Exercise:
When the word "Microsoft" shows up in a line of the data below, copy that whole line.

*** Opening Extracted entries ***

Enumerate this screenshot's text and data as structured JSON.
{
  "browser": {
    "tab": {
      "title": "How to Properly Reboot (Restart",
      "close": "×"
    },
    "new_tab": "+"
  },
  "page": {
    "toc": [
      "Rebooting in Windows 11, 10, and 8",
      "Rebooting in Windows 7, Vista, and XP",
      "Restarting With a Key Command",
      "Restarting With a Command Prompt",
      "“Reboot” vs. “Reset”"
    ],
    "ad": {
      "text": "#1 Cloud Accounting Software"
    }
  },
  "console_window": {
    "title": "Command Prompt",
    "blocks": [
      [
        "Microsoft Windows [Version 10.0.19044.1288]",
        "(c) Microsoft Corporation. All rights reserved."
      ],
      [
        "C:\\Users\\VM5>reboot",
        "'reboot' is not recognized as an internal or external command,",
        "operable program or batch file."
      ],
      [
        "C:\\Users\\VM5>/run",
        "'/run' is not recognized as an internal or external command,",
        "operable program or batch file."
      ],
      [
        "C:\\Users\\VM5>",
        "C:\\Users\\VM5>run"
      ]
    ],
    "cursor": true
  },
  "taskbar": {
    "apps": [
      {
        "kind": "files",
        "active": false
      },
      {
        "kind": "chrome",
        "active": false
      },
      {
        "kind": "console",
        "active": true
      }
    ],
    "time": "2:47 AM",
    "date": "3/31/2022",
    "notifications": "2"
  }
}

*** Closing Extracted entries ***

Answer area:
        "Microsoft Windows [Version 10.0.19044.1288]",
        "(c) Microsoft Corporation. All rights reserved."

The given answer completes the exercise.